Women first gained the right to fly fighter planes in the Air Force in the early 1990s. One division of the Air Force, Special Operations, is still closed to women.

"I think the reason why women can't participate in it, is because it is a very intense, demanding, front-line position," Blumberg said.

She said women in the Air Force ROTC, however, participate as much as men do.

"There have been many more opportunities for women in the Air Force ROTC," Blumberg said. "They are definitely treated equally."

She added that one disadvantage for women is a height requirement, which remained the same after women integrated the Air Force.

"Women are generally smaller than men, which makes it harder for them to meet the height requirement," she said, which could potentially disqualify a pilot from flying.

Once a semester, all cadets are required to take a physical fitness test that includes a 1.5 mile run. Men have 12 minutes to finish, while women have 14 minutes 24 seconds, Blumberg said.

"If a cadet does not pass the physical fitness test, he or she has 30 days to retry," Blumberg said. "There are plenty of people who are willing to help you succeed in this area."

The ROTC also pushes cadets to keep up with academics, she said.

"You are a student first and the corps is second," Blumberg said.

During the four-year program, cadets learn how to become an officer and a student, Blumberg said.

They attend one ROTC lecture a week during the first two years and are required to complete field training at an Air Force base the summer after their sophomore years.

In the final phase of training, cadets become a part of the Professional Officer Course, a development program that emphasizes leadership and responsibility, Blumberg said.

She also said there are a lot of opportunities in the Air Force ROTC - "there's not just one way to go."

Kristina Gura, a cadet colonel and criminal justice senior, is aiming for a position in the Air Force Office of Special Investigations.

She participated in Operation Air Force, a summer program aimed at professional development. The program gives cadets the opportunity to shadow a variety of officers working in the their fields of interest.

Gura traveled to Wright-Patterson Air Force Base in Ohio to get a close-up look at the base's special investigation office.

"It gave me a good idea of what the real Air Force is like and helped me decide that this is what I want to do for a career," she said. "One of the main reasons I joined Air Force ROTC is because when I graduate, I'm guaranteed a $20,000 to $30,000 job," she said.

All ROTC students have the opportunity to participate in the shadowing program, which is catered to their individual fields of interest.

Blumberg participated in Operation Air Force at McChord Air Force Base in Washington during the summer to see what aviation entails, she said.

"This was my first experience of real Air Force life," she said. "I slept on the base, I ate on the base - I even got to go on a real mission," she said.

During her mission, Blumberg was put on a cargo plane as a crew member and worked with a different person each day. She traveled on a C-141 from Washington to California to Hawaii to Guam and finally to Japan.

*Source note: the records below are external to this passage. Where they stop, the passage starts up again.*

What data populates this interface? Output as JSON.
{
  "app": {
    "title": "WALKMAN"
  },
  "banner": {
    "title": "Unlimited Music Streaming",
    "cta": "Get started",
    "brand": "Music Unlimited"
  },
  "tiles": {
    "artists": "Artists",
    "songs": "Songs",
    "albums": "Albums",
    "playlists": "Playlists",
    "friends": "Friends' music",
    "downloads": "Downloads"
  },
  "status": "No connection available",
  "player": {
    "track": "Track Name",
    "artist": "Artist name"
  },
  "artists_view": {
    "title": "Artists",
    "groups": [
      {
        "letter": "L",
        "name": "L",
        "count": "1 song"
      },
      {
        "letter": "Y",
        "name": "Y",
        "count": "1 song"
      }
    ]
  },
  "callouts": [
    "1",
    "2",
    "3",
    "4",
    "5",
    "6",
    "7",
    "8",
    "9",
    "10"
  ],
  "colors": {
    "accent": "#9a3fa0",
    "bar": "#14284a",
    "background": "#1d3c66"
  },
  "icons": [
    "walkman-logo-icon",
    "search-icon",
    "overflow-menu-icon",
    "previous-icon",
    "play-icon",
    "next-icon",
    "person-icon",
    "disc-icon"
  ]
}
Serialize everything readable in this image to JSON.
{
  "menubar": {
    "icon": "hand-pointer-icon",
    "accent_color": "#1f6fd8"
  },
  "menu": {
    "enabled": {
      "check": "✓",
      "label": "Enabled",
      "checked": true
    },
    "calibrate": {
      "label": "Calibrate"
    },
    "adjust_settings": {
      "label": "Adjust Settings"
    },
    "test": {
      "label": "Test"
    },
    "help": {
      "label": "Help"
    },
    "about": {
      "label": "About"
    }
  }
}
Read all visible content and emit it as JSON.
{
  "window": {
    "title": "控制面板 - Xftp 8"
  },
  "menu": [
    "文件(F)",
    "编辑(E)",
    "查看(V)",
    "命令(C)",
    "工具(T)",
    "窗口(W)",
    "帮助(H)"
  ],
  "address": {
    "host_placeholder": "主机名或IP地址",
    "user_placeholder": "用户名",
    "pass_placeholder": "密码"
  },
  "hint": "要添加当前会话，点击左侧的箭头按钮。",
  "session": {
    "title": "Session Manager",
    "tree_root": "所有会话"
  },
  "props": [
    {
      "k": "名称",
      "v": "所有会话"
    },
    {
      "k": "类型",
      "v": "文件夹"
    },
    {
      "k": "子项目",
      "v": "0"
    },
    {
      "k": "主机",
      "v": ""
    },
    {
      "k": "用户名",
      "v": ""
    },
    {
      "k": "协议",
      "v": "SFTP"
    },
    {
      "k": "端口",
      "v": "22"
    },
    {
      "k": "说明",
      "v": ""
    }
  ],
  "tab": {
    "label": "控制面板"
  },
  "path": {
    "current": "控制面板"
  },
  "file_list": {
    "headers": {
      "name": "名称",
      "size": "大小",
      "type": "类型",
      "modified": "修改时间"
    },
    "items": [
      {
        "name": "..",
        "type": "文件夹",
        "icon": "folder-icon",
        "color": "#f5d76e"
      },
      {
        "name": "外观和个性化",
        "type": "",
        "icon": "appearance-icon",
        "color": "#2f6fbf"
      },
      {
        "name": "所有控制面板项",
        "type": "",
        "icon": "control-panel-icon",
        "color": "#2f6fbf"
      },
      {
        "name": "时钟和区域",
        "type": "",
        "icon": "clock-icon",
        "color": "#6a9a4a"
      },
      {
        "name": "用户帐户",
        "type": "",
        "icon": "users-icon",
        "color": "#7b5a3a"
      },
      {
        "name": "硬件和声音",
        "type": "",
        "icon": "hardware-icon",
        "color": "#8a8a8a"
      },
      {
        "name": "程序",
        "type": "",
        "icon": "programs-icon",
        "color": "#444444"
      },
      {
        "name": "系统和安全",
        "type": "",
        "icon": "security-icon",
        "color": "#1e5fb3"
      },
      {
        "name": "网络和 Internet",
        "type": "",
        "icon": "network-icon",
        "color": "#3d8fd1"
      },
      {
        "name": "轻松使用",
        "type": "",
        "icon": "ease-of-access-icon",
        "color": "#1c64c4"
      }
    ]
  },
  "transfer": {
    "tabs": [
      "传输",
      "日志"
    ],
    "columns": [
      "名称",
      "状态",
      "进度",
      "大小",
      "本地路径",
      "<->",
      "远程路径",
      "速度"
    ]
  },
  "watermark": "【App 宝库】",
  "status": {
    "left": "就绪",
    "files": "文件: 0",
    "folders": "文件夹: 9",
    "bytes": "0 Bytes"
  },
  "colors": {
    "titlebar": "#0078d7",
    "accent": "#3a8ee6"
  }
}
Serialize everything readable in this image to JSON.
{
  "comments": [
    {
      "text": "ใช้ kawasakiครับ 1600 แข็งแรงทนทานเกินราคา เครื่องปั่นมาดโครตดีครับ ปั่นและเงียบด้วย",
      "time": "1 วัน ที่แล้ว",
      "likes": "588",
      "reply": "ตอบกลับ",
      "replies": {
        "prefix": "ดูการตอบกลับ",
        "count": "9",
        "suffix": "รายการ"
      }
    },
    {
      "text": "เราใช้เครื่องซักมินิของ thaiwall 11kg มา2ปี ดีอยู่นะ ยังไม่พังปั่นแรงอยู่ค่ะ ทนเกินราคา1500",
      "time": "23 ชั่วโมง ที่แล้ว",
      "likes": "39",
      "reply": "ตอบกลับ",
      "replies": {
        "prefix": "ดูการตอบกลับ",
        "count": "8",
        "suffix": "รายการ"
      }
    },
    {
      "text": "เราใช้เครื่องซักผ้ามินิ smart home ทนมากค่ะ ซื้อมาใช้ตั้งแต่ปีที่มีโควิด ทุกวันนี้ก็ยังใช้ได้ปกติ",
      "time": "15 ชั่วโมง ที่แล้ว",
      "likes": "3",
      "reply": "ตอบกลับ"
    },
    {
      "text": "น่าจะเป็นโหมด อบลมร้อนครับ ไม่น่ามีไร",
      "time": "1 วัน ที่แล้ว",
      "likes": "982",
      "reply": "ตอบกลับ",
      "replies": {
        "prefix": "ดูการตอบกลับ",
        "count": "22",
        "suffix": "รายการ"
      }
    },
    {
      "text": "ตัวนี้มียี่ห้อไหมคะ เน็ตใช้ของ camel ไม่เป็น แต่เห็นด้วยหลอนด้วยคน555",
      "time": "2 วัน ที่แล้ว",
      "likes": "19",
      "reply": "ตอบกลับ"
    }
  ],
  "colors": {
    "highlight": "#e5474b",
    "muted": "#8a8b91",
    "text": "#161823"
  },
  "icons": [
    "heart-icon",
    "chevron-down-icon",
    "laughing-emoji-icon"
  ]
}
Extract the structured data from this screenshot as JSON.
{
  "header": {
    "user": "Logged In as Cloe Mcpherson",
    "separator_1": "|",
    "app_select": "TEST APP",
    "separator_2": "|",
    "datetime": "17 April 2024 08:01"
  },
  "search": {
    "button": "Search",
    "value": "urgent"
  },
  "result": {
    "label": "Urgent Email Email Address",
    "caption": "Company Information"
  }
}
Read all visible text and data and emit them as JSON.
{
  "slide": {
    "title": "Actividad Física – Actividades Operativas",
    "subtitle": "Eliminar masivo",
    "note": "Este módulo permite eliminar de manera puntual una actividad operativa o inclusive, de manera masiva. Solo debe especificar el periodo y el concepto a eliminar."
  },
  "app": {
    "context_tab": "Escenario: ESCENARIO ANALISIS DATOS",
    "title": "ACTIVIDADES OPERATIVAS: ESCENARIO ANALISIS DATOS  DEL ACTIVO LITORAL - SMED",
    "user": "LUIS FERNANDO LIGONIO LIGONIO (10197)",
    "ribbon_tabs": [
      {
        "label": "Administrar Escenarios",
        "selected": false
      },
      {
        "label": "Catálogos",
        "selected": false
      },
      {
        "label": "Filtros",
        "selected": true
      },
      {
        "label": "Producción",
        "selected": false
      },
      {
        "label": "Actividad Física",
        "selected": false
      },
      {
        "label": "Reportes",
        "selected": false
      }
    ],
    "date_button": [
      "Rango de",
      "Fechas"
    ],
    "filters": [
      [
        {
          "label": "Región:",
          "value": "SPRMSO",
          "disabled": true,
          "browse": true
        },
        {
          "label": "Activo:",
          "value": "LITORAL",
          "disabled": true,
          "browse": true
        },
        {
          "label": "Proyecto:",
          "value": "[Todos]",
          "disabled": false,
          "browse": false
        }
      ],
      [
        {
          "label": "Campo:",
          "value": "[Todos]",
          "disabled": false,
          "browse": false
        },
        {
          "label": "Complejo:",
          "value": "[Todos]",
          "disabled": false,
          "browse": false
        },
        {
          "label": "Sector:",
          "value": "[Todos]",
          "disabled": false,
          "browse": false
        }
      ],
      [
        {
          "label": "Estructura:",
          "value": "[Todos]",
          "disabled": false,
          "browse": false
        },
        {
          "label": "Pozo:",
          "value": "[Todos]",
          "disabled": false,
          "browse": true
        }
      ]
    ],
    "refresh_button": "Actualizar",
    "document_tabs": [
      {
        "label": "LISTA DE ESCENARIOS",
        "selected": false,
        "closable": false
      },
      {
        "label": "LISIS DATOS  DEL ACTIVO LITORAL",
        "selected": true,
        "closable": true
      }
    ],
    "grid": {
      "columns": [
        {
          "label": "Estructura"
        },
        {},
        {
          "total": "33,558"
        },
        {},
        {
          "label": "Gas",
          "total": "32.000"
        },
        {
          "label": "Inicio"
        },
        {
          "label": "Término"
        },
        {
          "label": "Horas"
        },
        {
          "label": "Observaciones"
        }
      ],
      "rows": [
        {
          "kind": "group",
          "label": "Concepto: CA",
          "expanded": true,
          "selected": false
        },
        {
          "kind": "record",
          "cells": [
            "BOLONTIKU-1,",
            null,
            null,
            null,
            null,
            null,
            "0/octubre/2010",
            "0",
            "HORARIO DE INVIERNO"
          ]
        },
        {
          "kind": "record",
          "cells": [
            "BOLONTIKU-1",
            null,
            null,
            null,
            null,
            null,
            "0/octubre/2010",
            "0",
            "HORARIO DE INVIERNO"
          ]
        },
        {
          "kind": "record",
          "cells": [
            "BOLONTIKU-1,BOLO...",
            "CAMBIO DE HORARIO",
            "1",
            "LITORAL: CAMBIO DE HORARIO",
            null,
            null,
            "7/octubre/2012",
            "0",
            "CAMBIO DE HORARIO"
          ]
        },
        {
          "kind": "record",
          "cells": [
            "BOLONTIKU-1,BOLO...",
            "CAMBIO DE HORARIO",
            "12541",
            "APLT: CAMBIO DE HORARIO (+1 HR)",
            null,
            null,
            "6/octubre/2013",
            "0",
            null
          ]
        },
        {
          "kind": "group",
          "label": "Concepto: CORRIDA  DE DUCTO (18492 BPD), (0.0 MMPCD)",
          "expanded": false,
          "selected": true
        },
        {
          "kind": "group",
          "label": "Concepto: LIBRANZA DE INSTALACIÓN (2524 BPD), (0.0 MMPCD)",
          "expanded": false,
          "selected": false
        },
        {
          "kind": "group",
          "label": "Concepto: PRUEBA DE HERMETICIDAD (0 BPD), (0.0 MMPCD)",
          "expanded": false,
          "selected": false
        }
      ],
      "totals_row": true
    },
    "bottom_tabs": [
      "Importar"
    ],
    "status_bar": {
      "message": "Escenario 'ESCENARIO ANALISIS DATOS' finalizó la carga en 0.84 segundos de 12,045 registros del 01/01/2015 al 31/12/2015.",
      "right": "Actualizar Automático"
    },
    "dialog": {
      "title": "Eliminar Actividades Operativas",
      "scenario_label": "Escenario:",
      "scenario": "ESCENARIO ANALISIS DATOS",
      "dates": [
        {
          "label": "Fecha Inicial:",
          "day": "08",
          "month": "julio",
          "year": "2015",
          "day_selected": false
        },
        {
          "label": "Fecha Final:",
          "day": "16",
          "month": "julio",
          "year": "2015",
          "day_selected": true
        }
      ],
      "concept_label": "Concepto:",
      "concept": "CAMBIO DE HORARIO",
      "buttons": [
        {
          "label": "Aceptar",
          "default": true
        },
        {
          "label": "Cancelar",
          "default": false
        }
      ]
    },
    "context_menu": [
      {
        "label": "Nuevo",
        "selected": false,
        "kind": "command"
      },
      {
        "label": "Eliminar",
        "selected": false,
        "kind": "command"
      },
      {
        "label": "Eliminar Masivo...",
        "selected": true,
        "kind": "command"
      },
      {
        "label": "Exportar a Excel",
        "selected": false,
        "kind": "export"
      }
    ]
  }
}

"I got the entire idea of what the plane involves," she said.

Blumberg will use the experience to prepare for 52 weeks of pilot training at Laughlin Air Force Base in Del Rio, Tex., beginning in December.

"Some friends have told me I will study more this year than I ever have before," she said.

During Blumberg's training, she will fill out a "dream sheet" describing the type of aircraft she would like to fly.

"I want to fly heavy aircraft, like the cargo planes," she said.

The Air Force will weigh her preference against the types of pilots in demand, and consider her flight school performance to decide which type of plane she will fly.

When Blumberg finishes pilot school in December 1999, she will receive additional training on the specific type of aircraft the Air Force designates for her.

Blumberg said Air Force ROTC was a positive experience because it involved her in many different activities at the UA.

"It helped me learn how to manage my time better, and there were so many people motivating and supporting me through any tough times I encountered," she said.

Sarah Guzzardo can be reached at Sarah.Guzzardo@wildcat.arizona.edu.

Financial Times Fall 98